With features inherited from CORBA, software components that work together can be written in multiple computer languages and run on multiple computers. In other words, it supports multiple platforms and can make remote procedure calls to execute, subroutines on another computer as defined by RMI.
The Java RMI-IIOP specification was created to simplify the development of CORBA applications, while preserving all major benefits. It was developed by Sun Microsystems and IBM, combining features of Java RMI technology with features of CORBA technology.
RMI-IIOP uses generated code for remote objects and does not require supplementary classes for non-trivial data, unlike CORBA. This results in less complexity and a smaller footprint. Both CORBA and RMI-IIOP utilize the General Inter-ORB Protocol communication standard.
RMI-IIOP is largely based on the Object by Value concept that serves as a container or direct replacement for CORBA structures, unions, sequences, arrays and strings. No separate IDL is necessary. Instead, the data structure definitions are discovered automatically via reflection mechanisms. However, it is possible to generate the IDL definitions for the involved RMI-IIOP data structures and use these definitions to exercise finer control between RMI-IIOP and CORBA communicating partners.

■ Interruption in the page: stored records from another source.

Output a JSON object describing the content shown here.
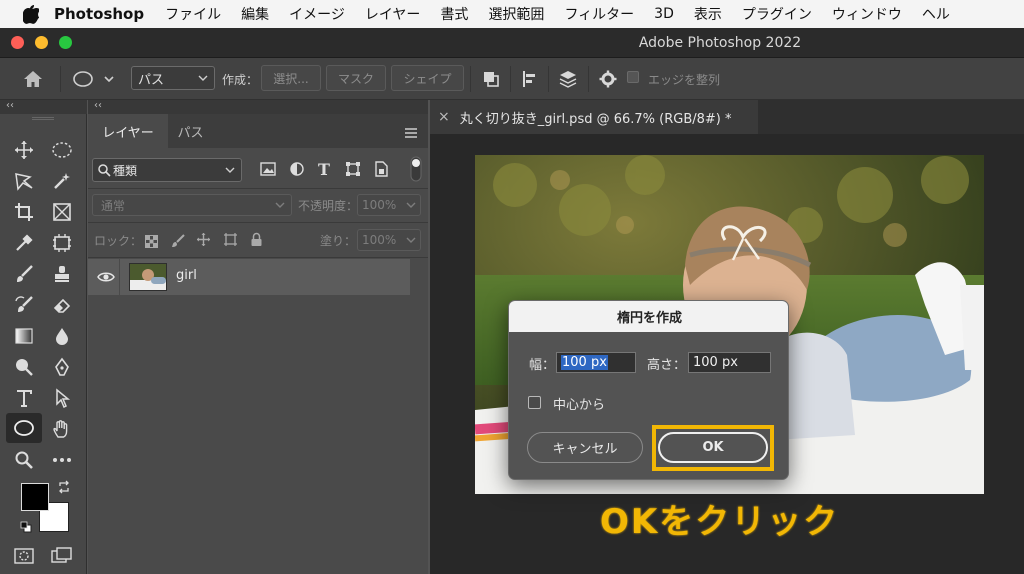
{
  "menubar": {
    "app_name": "Photoshop",
    "items": [
      "ファイル",
      "編集",
      "イメージ",
      "レイヤー",
      "書式",
      "選択範囲",
      "フィルター",
      "3D",
      "表示",
      "プラグイン",
      "ウィンドウ",
      "ヘル"
    ]
  },
  "window": {
    "title": "Adobe Photoshop 2022"
  },
  "options_bar": {
    "mode_value": "パス",
    "make_label": "作成：",
    "selection_button": "選択...",
    "mask_button": "マスク",
    "shape_button": "シェイプ",
    "align_edges_label": "エッジを整列"
  },
  "layers_panel": {
    "tabs": [
      "レイヤー",
      "パス"
    ],
    "filter_value": "種類",
    "blend_mode": "通常",
    "opacity_label": "不透明度：",
    "opacity_value": "100%",
    "lock_label": "ロック：",
    "fill_label": "塗り：",
    "fill_value": "100%",
    "layers": [
      {
        "name": "girl",
        "visible": true
      }
    ]
  },
  "document": {
    "tab_title": "丸く切り抜き_girl.psd @ 66.7% (RGB/8#) *",
    "close_glyph": "×"
  },
  "dialog": {
    "title": "楕円を作成",
    "width_label": "幅：",
    "width_value": "100 px",
    "height_label": "高さ：",
    "height_value": "100 px",
    "center_checkbox_label": "中心から",
    "center_checked": false,
    "cancel_label": "キャンセル",
    "ok_label": "OK"
  },
  "annotation": {
    "text": "OKをクリック",
    "highlight_color": "#f2b705"
  },
  "colors": {
    "foreground": "#000000",
    "background": "#ffffff",
    "selection_highlight": "#2e67c2"
  },
  "toolbar_icons": [
    "move-icon",
    "ellipse-marquee-icon",
    "lasso-icon",
    "magic-wand-icon",
    "crop-icon",
    "frame-icon",
    "eyedropper-icon",
    "ruler-icon",
    "brush-icon",
    "stamp-icon",
    "history-brush-icon",
    "eraser-icon",
    "gradient-icon",
    "blur-icon",
    "dodge-icon",
    "pen-icon",
    "type-icon",
    "path-select-icon",
    "ellipse-tool-icon",
    "hand-icon",
    "zoom-icon",
    "more-tools-icon"
  ]
}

Recent versions of RMI-IIOP derive their servants from the standard
Servant class. Hence, it is possible to connect them to a CORBA ORB manually, involving one or more of Portable Object Adapters, Portable Interceptors, CORBA naming services, along with other standard CORBA features.